Why is it more expensive to be poor?

March 21, 2017

Like many British people, I’m mildly obsessed with the class system. But something we don’t talk about enough is the paradox that having more money means that you don’t need money so much. It’s much more expensive to be poor than it is to be rich. So many things in our financial system are skewed in favour of people who already have money.

I’ve been meaning to write about this for a while, to try and get my thoughts into order, and a recent episode of Radiolab reminded me that “bargains are rare for the poor”, or as Bernie Sanders put it, “being poor is a very expensive proposition”.

If you don’t have enough money to get a mortgage, you can’t buy a house, so you rent, which means that you’re paying someone else’s mortgage. If you have got enough money to get a mortgage, but only just, the best rates aren’t available to you.

If you need credit, but your credit rating is bad, the loans are more expensive. As someone with a certain amount of money already, I want to buy a house, and a bank will lend me an enormous amount of money at about 1.5% APR.

Meanwhile people needing small amounts will borrow at eye-watering interest rates from payday lenders like Wonga (Representative APR 1,509%), or buy from shops like BrightHouse (Representative APR 69.9%).

Those companies, along with bookmakers, seem to be at the vanguard of a movement to extract every last penny from the poor and redistribute it to their shareholders - a kind of ghetto tax. Every time I walk down Rye Lane in Peckham, there seems to be a new betting shop opened. You don’t see the same mushrooming growth in wealthier areas, for some reason. Is it because they’re preying on desperate dreamers?

Similarly, for some reason, the only cash machines available in a lot of deprived areas are those that charge you for the privilege of having access to your own money.

If you want to go on holiday, you don’t have rich friends or family who can let you stay in their second homes. Or as Withnail put it, some things are “free to those who can afford it, very expensive to those who can’t.”

With a bad credit rating, you have to pay for energy through a coin meter, or use a Pay As You Go mobile tariffs rather than the cheaper monthly direct debits. The payment methods available for people on lower incomes tend to mean paying a higher rate for the same services - why is there a poverty premium?

It’s a cycle that perpetuates itself - if your parents are wealthy, you’re more likely to start off on the right foot, with an enviable range of advantages, such as support through education, help to buy a home, or being able to afford to work for nothing now in order to earn more later. At the other end of the scale, people get trapped into a spiral of debt, or they’re working so hard to stay above water that they can’t make plans for the future. Even if you can buy things outright, you’re more likely to “buy cheap, buy twice”, only being able to afford badly-made goods that are more likely to need repair or replacement. If all your time and energy goes on making enough money to pay the rent, it’s hard to educate yourself into a better position, and often for want of a nail the kingdom was lost.

In so many ways, I’m lucky. I have a relatively well-paid job. I went to a tech meetup recently, and I got free pizza and beer that I didn’t even want. Meanwhile, there are people outside begging, trying to scrape together enough money for food and/or booze.

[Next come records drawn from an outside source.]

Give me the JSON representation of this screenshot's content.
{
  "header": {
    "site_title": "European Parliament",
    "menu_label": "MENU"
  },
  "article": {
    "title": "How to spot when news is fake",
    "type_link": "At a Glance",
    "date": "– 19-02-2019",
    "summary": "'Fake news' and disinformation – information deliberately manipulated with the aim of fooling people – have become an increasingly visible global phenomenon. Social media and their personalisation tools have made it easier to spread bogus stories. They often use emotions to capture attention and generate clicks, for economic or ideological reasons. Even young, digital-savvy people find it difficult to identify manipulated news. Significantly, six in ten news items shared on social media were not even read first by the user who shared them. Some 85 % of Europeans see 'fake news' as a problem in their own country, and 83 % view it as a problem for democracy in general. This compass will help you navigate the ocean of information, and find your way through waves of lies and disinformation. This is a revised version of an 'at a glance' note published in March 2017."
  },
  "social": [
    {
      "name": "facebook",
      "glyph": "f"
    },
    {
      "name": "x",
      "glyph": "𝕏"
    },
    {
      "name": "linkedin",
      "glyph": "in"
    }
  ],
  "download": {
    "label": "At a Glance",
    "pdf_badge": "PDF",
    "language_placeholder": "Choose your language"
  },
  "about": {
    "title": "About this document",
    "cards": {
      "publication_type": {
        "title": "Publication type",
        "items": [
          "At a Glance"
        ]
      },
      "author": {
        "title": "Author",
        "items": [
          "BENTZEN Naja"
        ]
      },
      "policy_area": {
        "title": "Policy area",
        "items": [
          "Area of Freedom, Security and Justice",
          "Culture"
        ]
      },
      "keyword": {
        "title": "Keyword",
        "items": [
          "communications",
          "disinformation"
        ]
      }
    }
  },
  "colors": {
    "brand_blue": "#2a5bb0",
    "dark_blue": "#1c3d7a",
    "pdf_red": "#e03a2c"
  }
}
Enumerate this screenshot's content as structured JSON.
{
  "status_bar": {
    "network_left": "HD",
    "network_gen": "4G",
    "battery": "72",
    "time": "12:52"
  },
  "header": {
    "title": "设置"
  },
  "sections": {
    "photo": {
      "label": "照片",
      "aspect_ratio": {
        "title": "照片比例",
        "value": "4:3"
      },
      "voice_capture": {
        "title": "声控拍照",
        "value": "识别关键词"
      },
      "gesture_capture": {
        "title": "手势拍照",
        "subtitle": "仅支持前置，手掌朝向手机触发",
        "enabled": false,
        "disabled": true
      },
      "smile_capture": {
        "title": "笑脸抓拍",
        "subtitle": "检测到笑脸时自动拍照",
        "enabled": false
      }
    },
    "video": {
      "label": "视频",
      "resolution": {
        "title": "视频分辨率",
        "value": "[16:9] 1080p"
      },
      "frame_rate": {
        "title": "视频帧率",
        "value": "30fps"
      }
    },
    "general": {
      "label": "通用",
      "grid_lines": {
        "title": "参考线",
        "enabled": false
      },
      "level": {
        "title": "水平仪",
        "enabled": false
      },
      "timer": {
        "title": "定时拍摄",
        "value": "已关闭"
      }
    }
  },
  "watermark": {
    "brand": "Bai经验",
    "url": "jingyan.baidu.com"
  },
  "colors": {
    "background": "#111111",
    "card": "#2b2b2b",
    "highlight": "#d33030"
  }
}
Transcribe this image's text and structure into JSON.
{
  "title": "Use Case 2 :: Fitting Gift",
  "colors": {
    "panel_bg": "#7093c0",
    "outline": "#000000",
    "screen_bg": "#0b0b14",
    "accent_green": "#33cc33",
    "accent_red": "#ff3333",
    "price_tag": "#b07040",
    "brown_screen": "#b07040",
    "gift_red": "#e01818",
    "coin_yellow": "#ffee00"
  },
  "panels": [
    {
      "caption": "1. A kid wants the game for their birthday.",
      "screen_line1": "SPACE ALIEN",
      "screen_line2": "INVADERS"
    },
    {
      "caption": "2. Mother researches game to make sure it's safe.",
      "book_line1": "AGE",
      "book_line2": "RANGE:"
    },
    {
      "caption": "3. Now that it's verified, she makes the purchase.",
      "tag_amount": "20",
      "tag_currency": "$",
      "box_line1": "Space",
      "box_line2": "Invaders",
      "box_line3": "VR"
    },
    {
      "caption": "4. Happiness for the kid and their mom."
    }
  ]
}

We seem to be redistributing wealth to those who already have it. Companies are getting ever more tax efficient, while public services and charities struggle for funding. At a trivial level, successful musicians not only get free instruments, they get paid to use them. The same with footballers and their boots.

Does it have to be this way? Is it inevitable that the system favours those at the top and penalises those at the bottom? So many of these inequalities seem to be the waste products of the machine that powers our economy - perhaps freedom will always lead to the Wilt Chamberlain problem.

It’s hard not to be pessimistic, especially with the way politics seems to have gone over the last few years. The more our lives are lived out virtually, the bigger the risk that we end up proving that there there really is “no such thing as society”. But even in that famous quote from Margaret Thatcher, there is a recognition that we have a duty to look after our neighbours, and perhaps that’s where we can be hopeful - positive change can come from the ground up, if we work to make it happen.